Home Rule Charter

Steps to Becoming Home Rule

  1. Residents in the City Limits apply to serve on the Home Rule Charter Commission by June 5, 2023.
  2. Council appoints 15 commissioners.
  3. Commissioners meet monthly from July 2023 – October 2024 to review example charters from other cities and draft proposed charter for Liberty Hill.
  4. Council calls a special election for voter approval.
  5. In the November 2024 election, voters choose to remain General Law or adopt the charter to become Home Rule.

What is Home Rule?

Home Rule is the privilege of citizens at the grass roots level to manage their own affairs with minimal interference from the State. Home Rule assumes that government issues should be solved at the level closest to the people. 

The City of Liberty Hill is currently a General Law City governed by the laws of the State of Texas. Because the City has grown to over 5,000 in population, the Texas Constitution allows the City to establish its own rules for municipal government by adopting a Home Rule Charter.

Home Rule cities are required to write and adopt a charter that specifically enumerates the structure, power, duties and authorities the people of the community wish to grant their local government.

What is the difference between “General Law” and “Home Rule?”

Texas cities operate under two categories of local government: 1) General Law and 2) Home Rule. 

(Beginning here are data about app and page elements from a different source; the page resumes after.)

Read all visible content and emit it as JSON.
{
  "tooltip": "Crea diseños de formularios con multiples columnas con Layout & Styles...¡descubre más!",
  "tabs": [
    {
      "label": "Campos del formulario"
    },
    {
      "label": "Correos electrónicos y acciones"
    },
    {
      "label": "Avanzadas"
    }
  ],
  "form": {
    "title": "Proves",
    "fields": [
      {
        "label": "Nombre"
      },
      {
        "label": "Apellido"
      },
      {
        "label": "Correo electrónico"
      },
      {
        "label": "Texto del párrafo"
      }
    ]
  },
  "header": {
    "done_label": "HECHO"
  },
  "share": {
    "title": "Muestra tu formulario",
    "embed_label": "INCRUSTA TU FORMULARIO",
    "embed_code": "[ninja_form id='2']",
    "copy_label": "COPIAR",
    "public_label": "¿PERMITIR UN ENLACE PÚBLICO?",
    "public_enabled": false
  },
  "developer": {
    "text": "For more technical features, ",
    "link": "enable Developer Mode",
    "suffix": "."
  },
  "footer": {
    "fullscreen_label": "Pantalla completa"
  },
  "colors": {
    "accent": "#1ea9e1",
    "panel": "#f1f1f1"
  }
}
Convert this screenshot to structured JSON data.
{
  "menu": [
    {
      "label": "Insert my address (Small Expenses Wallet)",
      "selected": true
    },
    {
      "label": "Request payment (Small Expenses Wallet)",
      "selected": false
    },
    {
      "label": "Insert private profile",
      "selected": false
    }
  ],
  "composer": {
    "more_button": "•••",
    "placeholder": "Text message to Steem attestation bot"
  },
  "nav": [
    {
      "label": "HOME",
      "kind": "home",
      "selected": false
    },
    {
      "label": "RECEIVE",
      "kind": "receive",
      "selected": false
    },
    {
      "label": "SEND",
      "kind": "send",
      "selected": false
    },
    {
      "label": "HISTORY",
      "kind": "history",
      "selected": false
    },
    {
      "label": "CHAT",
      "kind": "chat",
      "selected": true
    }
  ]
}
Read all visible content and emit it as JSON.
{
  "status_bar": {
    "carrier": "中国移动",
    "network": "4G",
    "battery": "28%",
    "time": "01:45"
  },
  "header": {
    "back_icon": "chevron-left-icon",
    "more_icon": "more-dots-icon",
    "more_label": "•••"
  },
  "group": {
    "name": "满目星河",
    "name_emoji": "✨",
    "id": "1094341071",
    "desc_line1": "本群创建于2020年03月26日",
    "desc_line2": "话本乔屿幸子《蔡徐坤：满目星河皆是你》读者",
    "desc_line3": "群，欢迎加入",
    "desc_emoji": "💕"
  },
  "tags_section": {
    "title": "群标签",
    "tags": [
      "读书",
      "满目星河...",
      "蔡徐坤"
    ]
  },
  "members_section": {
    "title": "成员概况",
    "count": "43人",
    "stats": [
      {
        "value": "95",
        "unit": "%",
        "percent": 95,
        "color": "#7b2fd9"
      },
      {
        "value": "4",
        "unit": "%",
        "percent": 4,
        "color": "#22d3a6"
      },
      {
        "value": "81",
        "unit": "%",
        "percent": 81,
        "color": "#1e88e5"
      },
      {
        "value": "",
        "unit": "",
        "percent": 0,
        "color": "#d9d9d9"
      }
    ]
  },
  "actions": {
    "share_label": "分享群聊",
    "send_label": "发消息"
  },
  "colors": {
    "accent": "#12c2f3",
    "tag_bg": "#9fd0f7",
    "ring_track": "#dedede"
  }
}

Cities whose powers are limited by the specific authority granted by Texas statutes. General Law cities are restricted to doing what state statutes direct or permit them to do. A specific grant of authority or permission must be provided in the state statutes to initiate a particular action. If a General Law city is not granted the express or implied power by the State to initiate a particular action, none can be taken. General Law cities are generally smaller and most often under 5,000 in population. 


Cities with a population over 5,000 in which the citizens have adopted a home rule charter to define the structure, power, duties, and authority of their local government. The legal position of Home Rule cities is the reverse of General Law cities. Rather than looking to state statutes to determine what they may do, as General Law cities must do, Home Rule cities look to their local Charters to determine what they may do. A Home Rule city may generally take any action that is not prohibited by the Texas Constitution or statutes as long as the authority is granted in the Charter of the city. Home Rule cities have the full power of self-government and may take any action in the interest of the citizens' health, safety and welfare that is not contrary to the Texas and U.S. Constitutions or federal or state laws.